After the removal of the colon (large intestine) and rectum, the conventional Brooke ileostomy is the traditional surgical ostomy technique used to re-enable the elimination of waste from the body. Basically, the ileostomy specialist connects the remaining small intestine to a newly created opening in your abdominal wall, called a stoma. Once this is done, body waste goes through the shortened intestine and is eliminated continually through the stoma into a collection bag, or external appliance. In this way, waste can safely exit the body.
Unfortunately, there are many unwelcome effects that come with this solution, including wearing a collection bag, which could leak, constantly throughout the day and night. This can cause patients to avoid leaving the house or make it inconvenient to do so. Patients also face anxiety over the possibility of a leak and odor while in public, along with potential embarrassment. In addition, alterations must be made to the eating habits (and clothing choices) to accommodate and hide the bag. Despite careful chewing and diet changes, food may still become stuck and block the elimination of waste.
Over the years, there have been refinements to the traditional ostomy solutions. New surgical continence options, with less stress-inducing characteristics, have emerged for patients facing ileostomy due to colon cancer, ulcerative colitis and other intestinal disease. Not every treatment works for every patient, but if you’d like to avoid the drawbacks of the conventional Brooke ileostomy, these two options may be open to you:
The Ileoanal J-Pouch is a popular option to provide for waste elimination in a more convenient manner. With this option, you would be free of the external bag that is needed after a traditional ostomy surgery. That’s because, in this surgical technique, your ileostomy specialist connects your still-healthy small intestine to the anus, eliminating the need for an external appliance/bag. You would gain some control over the timing of your bowel movements, with the option of delaying a trip to the bathroom for up to 60 minutes. There is still some chance of leakage and anal skin irritation, however.

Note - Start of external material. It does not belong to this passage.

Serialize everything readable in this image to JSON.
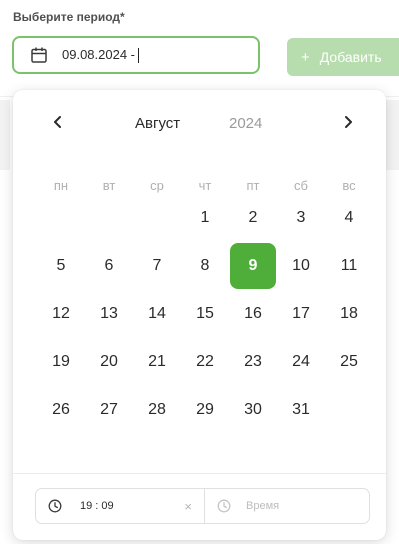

The Barnett Continent Intestinal Reservoir (BCIR) also creates an internal reservoir, in a slightly different configuration from the J-pouch. The internal reservoir is then attached to a valve-controlled stoma created in the lower abdominal area, below the “bikini line.” With the BCIR, you empty your internal “bag” (the reservoir created from a section at the end of your remaining small intestine), several times each day, using a catheter inserted through your abdominal stoma. Most patients find this method superior because the valve prevents leaks (of course you’re not relying on your sphincter, as you must with the J-pouch) and avoids gassy odors too. You can go to the bathroom anytime it is convenient for you, at least three times daily. As another bonus, the small stoma, where the catheter is inserted, is flat to your abdomen so that it is easily hidden under your clothing.
To learn about your personal options to the standard Brooke ileostomy, consult with an expert ileostomy surgeon right away.